— PROBLEM TO WORK ON —
Everything in the listing below should be repeated exactly.
+ + +
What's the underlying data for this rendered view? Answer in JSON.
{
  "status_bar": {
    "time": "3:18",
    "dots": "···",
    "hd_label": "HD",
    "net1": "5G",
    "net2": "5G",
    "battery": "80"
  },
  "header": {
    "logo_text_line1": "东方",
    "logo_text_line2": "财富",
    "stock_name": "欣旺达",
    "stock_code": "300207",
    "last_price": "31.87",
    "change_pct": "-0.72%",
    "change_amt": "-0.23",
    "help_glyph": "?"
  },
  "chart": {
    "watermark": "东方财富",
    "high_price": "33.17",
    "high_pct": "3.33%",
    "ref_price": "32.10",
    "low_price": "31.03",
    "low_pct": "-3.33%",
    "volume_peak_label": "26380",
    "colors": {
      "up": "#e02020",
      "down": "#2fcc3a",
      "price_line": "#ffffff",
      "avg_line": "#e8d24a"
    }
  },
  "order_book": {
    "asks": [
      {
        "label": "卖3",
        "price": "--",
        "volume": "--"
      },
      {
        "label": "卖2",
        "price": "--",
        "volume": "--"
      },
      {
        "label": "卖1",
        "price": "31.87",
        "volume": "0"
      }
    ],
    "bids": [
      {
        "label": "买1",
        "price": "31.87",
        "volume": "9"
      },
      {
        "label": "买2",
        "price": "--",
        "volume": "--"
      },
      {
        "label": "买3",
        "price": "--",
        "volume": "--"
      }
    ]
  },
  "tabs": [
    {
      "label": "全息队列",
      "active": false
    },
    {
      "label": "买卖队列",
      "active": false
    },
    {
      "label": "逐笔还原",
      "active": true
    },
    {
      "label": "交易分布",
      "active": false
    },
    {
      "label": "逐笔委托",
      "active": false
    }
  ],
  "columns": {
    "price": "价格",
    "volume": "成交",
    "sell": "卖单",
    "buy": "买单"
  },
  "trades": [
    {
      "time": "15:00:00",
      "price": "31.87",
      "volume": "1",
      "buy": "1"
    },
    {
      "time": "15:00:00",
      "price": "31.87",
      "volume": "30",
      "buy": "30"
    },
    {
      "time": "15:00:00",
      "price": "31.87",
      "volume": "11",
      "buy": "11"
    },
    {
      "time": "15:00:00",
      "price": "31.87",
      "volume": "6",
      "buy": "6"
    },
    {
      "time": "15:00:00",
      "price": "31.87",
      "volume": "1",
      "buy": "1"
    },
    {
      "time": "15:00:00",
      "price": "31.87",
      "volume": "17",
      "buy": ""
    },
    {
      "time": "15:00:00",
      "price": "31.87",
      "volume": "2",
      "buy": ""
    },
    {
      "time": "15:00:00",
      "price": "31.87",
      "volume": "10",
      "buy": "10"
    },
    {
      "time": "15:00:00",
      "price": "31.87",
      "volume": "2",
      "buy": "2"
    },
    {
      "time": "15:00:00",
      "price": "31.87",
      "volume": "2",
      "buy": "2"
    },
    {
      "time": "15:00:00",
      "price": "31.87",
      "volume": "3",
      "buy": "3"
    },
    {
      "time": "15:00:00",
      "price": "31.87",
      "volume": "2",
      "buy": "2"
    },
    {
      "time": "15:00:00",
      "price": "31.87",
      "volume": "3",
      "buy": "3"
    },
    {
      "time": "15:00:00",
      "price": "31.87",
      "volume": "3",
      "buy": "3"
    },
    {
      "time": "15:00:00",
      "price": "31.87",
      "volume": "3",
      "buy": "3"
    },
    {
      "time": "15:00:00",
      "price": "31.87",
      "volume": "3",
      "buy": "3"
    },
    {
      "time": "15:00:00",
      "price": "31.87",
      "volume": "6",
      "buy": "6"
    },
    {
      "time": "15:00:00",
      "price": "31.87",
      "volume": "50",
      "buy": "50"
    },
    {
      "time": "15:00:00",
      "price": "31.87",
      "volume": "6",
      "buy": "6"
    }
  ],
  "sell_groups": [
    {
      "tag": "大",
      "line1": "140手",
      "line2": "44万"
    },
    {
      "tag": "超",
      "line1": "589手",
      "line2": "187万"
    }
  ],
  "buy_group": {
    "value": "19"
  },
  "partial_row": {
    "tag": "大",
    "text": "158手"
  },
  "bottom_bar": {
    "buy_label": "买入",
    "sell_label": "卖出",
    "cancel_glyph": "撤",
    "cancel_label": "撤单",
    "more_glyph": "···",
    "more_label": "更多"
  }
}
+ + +
— EXPECTED ANSWER —
What's the underlying data for this rendered view? Answer in JSON.
{
  "status_bar": {
    "time": "3:18",
    "dots": "···",
    "hd_label": "HD",
    "net1": "5G",
    "net2": "5G",
    "battery": "80"
  },
  "header": {
    "logo_text_line1": "东方",
    "logo_text_line2": "财富",
    "stock_name": "欣旺达",
    "stock_code": "300207",
    "last_price": "31.87",
    "change_pct": "-0.72%",
    "change_amt": "-0.23",
    "help_glyph": "?"
  },
  "chart": {
    "watermark": "东方财富",
    "high_price": "33.17",
    "high_pct": "3.33%",
    "ref_price": "32.10",
    "low_price": "31.03",
    "low_pct": "-3.33%",
    "volume_peak_label": "26380",
    "colors": {
      "up": "#e02020",
      "down": "#2fcc3a",
      "price_line": "#ffffff",
      "avg_line": "#e8d24a"
    }
  },
  "order_book": {
    "asks": [
      {
        "label": "卖3",
        "price": "--",
        "volume": "--"
      },
      {
        "label": "卖2",
        "price": "--",
        "volume": "--"
      },
      {
        "label": "卖1",
        "price": "31.87",
        "volume": "0"
      }
    ],
    "bids": [
      {
        "label": "买1",
        "price": "31.87",
        "volume": "9"
      },
      {
        "label": "买2",
        "price": "--",
        "volume": "--"
      },
      {
        "label": "买3",
        "price": "--",
        "volume": "--"
      }
    ]
  },
  "tabs": [
    {
      "label": "全息队列",
      "active": false
    },
    {
      "label": "买卖队列",
      "active": false
    },
    {
      "label": "逐笔还原",
      "active": true
    },
    {
      "label": "交易分布",
      "active": false
    },
    {
      "label": "逐笔委托",
      "active": false
    }
  ],
  "columns": {
    "price": "价格",
    "volume": "成交",
    "sell": "卖单",
    "buy": "买单"
  },
  "trades": [
    {
      "time": "15:00:00",
      "price": "31.87",
      "volume": "1",
      "buy": "1"
    },
    {
      "time": "15:00:00",
      "price": "31.87",
      "volume": "30",
      "buy": "30"
    },
    {
      "time": "15:00:00",
      "price": "31.87",
      "volume": "11",
      "buy": "11"
    },
    {
      "time": "15:00:00",
      "price": "31.87",
      "volume": "6",
      "buy": "6"
    },
    {
      "time": "15:00:00",
      "price": "31.87",
      "volume": "1",
      "buy": "1"
    },
    {
      "time": "15:00:00",
      "price": "31.87",
      "volume": "17",
      "buy": ""
    },
    {
      "time": "15:00:00",
      "price": "31.87",
      "volume": "2",
      "buy": ""
    },
    {
      "time": "15:00:00",
      "price": "31.87",
      "volume": "10",
      "buy": "10"
    },
    {
      "time": "15:00:00",
      "price": "31.87",
      "volume": "2",
      "buy": "2"
    },
    {
      "time": "15:00:00",
      "price": "31.87",
      "volume": "2",
      "buy": "2"
    },
    {
      "time": "15:00:00",
      "price": "31.87",
      "volume": "3",
      "buy": "3"
    },
    {
      "time": "15:00:00",
      "price": "31.87",
      "volume": "2",
      "buy": "2"
    },
    {
      "time": "15:00:00",
      "price": "31.87",
      "volume": "3",
      "buy": "3"
    },
    {
      "time": "15:00:00",
      "price": "31.87",
      "volume": "3",
      "buy": "3"
    },
    {
      "time": "15:00:00",
      "price": "31.87",
      "volume": "3",
      "buy": "3"
    },
    {
      "time": "15:00:00",
      "price": "31.87",
      "volume": "3",
      "buy": "3"
    },
    {
      "time": "15:00:00",
      "price": "31.87",
      "volume": "6",
      "buy": "6"
    },
    {
      "time": "15:00:00",
      "price": "31.87",
      "volume": "50",
      "buy": "50"
    },
    {
      "time": "15:00:00",
      "price": "31.87",
      "volume": "6",
      "buy": "6"
    }
  ],
  "sell_groups": [
    {
      "tag": "大",
      "line1": "140手",
      "line2": "44万"
    },
    {
      "tag": "超",
      "line1": "589手",
      "line2": "187万"
    }
  ],
  "buy_group": {
    "value": "19"
  },
  "partial_row": {
    "tag": "大",
    "text": "158手"
  },
  "bottom_bar": {
    "buy_label": "买入",
    "sell_label": "卖出",
    "cancel_glyph": "撤",
    "cancel_label": "撤单",
    "more_glyph": "···",
    "more_label": "更多"
  }
}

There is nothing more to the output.